# TASK ITEM
Please reproduce the data in full, exactly as it stands.

# DATA SHOWN
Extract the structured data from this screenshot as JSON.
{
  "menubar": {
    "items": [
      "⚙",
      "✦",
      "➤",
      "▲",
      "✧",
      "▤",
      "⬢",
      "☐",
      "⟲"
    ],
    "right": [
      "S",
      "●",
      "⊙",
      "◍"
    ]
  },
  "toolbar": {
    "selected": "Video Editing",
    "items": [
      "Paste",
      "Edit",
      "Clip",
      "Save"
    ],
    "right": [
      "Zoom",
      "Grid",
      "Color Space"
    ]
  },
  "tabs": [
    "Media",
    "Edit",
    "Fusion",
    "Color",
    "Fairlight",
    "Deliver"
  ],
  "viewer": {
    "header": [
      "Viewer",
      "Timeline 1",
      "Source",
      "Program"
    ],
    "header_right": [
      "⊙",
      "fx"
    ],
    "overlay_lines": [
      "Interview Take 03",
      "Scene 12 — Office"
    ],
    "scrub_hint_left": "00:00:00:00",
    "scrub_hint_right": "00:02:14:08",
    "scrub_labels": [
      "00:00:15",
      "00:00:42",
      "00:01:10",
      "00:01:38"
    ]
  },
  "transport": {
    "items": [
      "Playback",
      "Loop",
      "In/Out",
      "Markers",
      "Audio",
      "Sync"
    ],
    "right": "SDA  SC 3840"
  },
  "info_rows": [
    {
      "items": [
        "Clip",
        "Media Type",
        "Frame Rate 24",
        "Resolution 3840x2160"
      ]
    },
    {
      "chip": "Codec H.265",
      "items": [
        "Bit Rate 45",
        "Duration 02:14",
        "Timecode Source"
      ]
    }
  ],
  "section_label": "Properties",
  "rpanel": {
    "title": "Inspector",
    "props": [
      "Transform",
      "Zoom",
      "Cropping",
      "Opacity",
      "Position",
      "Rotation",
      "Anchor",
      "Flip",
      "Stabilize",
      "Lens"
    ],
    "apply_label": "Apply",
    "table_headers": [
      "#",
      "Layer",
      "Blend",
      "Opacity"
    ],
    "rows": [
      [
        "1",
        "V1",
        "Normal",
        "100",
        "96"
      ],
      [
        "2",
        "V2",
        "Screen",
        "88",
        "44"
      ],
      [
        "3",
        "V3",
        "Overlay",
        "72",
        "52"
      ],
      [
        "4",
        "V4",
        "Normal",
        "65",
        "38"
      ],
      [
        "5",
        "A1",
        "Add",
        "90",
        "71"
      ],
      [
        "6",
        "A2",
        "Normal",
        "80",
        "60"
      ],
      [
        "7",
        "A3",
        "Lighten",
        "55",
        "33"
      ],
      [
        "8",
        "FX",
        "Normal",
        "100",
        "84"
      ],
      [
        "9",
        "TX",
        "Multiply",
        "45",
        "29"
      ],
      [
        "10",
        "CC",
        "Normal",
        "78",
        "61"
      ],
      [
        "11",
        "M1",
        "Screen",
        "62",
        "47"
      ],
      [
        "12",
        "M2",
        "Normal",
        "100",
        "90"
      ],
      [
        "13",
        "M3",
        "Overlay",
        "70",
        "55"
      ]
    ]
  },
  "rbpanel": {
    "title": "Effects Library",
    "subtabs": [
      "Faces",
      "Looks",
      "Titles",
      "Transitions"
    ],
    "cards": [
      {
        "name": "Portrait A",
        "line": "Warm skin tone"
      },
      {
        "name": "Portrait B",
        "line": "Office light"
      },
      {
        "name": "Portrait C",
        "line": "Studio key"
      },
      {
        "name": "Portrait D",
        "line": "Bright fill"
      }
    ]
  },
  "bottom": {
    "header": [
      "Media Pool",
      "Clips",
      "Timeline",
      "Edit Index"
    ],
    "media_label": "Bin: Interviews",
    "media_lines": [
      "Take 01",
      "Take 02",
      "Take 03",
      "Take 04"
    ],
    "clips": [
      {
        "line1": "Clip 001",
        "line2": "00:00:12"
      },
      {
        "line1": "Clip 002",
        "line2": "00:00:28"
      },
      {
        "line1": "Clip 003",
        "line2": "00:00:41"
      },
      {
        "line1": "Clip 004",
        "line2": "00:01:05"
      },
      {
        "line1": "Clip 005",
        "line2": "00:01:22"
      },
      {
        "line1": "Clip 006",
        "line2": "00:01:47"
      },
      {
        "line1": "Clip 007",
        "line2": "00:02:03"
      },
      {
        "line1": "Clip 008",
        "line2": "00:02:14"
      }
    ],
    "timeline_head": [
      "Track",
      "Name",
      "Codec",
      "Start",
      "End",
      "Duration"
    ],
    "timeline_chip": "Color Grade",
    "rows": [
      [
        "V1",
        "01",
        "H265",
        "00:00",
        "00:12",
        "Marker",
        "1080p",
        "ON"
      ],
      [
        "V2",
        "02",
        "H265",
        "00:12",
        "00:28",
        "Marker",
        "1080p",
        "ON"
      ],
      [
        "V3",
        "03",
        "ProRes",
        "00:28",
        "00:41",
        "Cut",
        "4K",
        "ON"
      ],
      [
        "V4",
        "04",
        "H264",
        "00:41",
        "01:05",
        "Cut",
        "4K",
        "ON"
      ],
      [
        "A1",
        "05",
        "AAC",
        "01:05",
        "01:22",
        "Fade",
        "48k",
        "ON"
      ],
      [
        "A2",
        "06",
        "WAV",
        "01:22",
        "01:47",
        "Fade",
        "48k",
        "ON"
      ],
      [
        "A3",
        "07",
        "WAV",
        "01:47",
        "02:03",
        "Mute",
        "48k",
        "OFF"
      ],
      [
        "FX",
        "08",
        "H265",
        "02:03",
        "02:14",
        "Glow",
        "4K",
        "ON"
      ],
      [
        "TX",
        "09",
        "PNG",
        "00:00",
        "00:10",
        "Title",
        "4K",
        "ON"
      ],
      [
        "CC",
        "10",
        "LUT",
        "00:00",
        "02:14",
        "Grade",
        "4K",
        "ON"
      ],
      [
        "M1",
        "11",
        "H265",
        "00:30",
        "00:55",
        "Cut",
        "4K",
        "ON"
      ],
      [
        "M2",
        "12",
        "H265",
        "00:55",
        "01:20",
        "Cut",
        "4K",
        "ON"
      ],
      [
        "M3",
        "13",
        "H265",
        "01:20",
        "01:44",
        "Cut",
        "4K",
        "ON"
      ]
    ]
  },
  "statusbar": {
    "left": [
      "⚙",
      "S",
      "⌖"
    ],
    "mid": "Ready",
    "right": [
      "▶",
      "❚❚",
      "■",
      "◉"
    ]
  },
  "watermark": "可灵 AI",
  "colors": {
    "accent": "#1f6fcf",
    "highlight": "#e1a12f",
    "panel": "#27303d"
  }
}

# SOLUTION TO THIS EXERCISE
Extract the structured data from this screenshot as JSON.
{
  "menubar": {
    "items": [
      "⚙",
      "✦",
      "➤",
      "▲",
      "✧",
      "▤",
      "⬢",
      "☐",
      "⟲"
    ],
    "right": [
      "S",
      "●",
      "⊙",
      "◍"
    ]
  },
  "toolbar": {
    "selected": "Video Editing",
    "items": [
      "Paste",
      "Edit",
      "Clip",
      "Save"
    ],
    "right": [
      "Zoom",
      "Grid",
      "Color Space"
    ]
  },
  "tabs": [
    "Media",
    "Edit",
    "Fusion",
    "Color",
    "Fairlight",
    "Deliver"
  ],
  "viewer": {
    "header": [
      "Viewer",
      "Timeline 1",
      "Source",
      "Program"
    ],
    "header_right": [
      "⊙",
      "fx"
    ],
    "overlay_lines": [
      "Interview Take 03",
      "Scene 12 — Office"
    ],
    "scrub_hint_left": "00:00:00:00",
    "scrub_hint_right": "00:02:14:08",
    "scrub_labels": [
      "00:00:15",
      "00:00:42",
      "00:01:10",
      "00:01:38"
    ]
  },
  "transport": {
    "items": [
      "Playback",
      "Loop",
      "In/Out",
      "Markers",
      "Audio",
      "Sync"
    ],
    "right": "SDA  SC 3840"
  },
  "info_rows": [
    {
      "items": [
        "Clip",
        "Media Type",
        "Frame Rate 24",
        "Resolution 3840x2160"
      ]
    },
    {
      "chip": "Codec H.265",
      "items": [
        "Bit Rate 45",
        "Duration 02:14",
        "Timecode Source"
      ]
    }
  ],
  "section_label": "Properties",
  "rpanel": {
    "title": "Inspector",
    "props": [
      "Transform",
      "Zoom",
      "Cropping",
      "Opacity",
      "Position",
      "Rotation",
      "Anchor",
      "Flip",
      "Stabilize",
      "Lens"
    ],
    "apply_label": "Apply",
    "table_headers": [
      "#",
      "Layer",
      "Blend",
      "Opacity"
    ],
    "rows": [
      [
        "1",
        "V1",
        "Normal",
        "100",
        "96"
      ],
      [
        "2",
        "V2",
        "Screen",
        "88",
        "44"
      ],
      [
        "3",
        "V3",
        "Overlay",
        "72",
        "52"
      ],
      [
        "4",
        "V4",
        "Normal",
        "65",
        "38"
      ],
      [
        "5",
        "A1",
        "Add",
        "90",
        "71"
      ],
      [
        "6",
        "A2",
        "Normal",
        "80",
        "60"
      ],
      [
        "7",
        "A3",
        "Lighten",
        "55",
        "33"
      ],
      [
        "8",
        "FX",
        "Normal",
        "100",
        "84"
      ],
      [
        "9",
        "TX",
        "Multiply",
        "45",
        "29"
      ],
      [
        "10",
        "CC",
        "Normal",
        "78",
        "61"
      ],
      [
        "11",
        "M1",
        "Screen",
        "62",
        "47"
      ],
      [
        "12",
        "M2",
        "Normal",
        "100",
        "90"
      ],
      [
        "13",
        "M3",
        "Overlay",
        "70",
        "55"
      ]
    ]
  },
  "rbpanel": {
    "title": "Effects Library",
    "subtabs": [
      "Faces",
      "Looks",
      "Titles",
      "Transitions"
    ],
    "cards": [
      {
        "name": "Portrait A",
        "line": "Warm skin tone"
      },
      {
        "name": "Portrait B",
        "line": "Office light"
      },
      {
        "name": "Portrait C",
        "line": "Studio key"
      },
      {
        "name": "Portrait D",
        "line": "Bright fill"
      }
    ]
  },
  "bottom": {
    "header": [
      "Media Pool",
      "Clips",
      "Timeline",
      "Edit Index"
    ],
    "media_label": "Bin: Interviews",
    "media_lines": [
      "Take 01",
      "Take 02",
      "Take 03",
      "Take 04"
    ],
    "clips": [
      {
        "line1": "Clip 001",
        "line2": "00:00:12"
      },
      {
        "line1": "Clip 002",
        "line2": "00:00:28"
      },
      {
        "line1": "Clip 003",
        "line2": "00:00:41"
      },
      {
        "line1": "Clip 004",
        "line2": "00:01:05"
      },
      {
        "line1": "Clip 005",
        "line2": "00:01:22"
      },
      {
        "line1": "Clip 006",
        "line2": "00:01:47"
      },
      {
        "line1": "Clip 007",
        "line2": "00:02:03"
      },
      {
        "line1": "Clip 008",
        "line2": "00:02:14"
      }
    ],
    "timeline_head": [
      "Track",
      "Name",
      "Codec",
      "Start",
      "End",
      "Duration"
    ],
    "timeline_chip": "Color Grade",
    "rows": [
      [
        "V1",
        "01",
        "H265",
        "00:00",
        "00:12",
        "Marker",
        "1080p",
        "ON"
      ],
      [
        "V2",
        "02",
        "H265",
        "00:12",
        "00:28",
        "Marker",
        "1080p",
        "ON"
      ],
      [
        "V3",
        "03",
        "ProRes",
        "00:28",
        "00:41",
        "Cut",
        "4K",
        "ON"
      ],
      [
        "V4",
        "04",
        "H264",
        "00:41",
        "01:05",
        "Cut",
        "4K",
        "ON"
      ],
      [
        "A1",
        "05",
        "AAC",
        "01:05",
        "01:22",
        "Fade",
        "48k",
        "ON"
      ],
      [
        "A2",
        "06",
        "WAV",
        "01:22",
        "01:47",
        "Fade",
        "48k",
        "ON"
      ],
      [
        "A3",
        "07",
        "WAV",
        "01:47",
        "02:03",
        "Mute",
        "48k",
        "OFF"
      ],
      [
        "FX",
        "08",
        "H265",
        "02:03",
        "02:14",
        "Glow",
        "4K",
        "ON"
      ],
      [
        "TX",
        "09",
        "PNG",
        "00:00",
        "00:10",
        "Title",
        "4K",
        "ON"
      ],
      [
        "CC",
        "10",
        "LUT",
        "00:00",
        "02:14",
        "Grade",
        "4K",
        "ON"
      ],
      [
        "M1",
        "11",
        "H265",
        "00:30",
        "00:55",
        "Cut",
        "4K",
        "ON"
      ],
      [
        "M2",
        "12",
        "H265",
        "00:55",
        "01:20",
        "Cut",
        "4K",
        "ON"
      ],
      [
        "M3",
        "13",
        "H265",
        "01:20",
        "01:44",
        "Cut",
        "4K",
        "ON"
      ]
    ]
  },
  "statusbar": {
    "left": [
      "⚙",
      "S",
      "⌖"
    ],
    "mid": "Ready",
    "right": [
      "▶",
      "❚❚",
      "■",
      "◉"
    ]
  },
  "watermark": "可灵 AI",
  "colors": {
    "accent": "#1f6fcf",
    "highlight": "#e1a12f",
    "panel": "#27303d"
  }
}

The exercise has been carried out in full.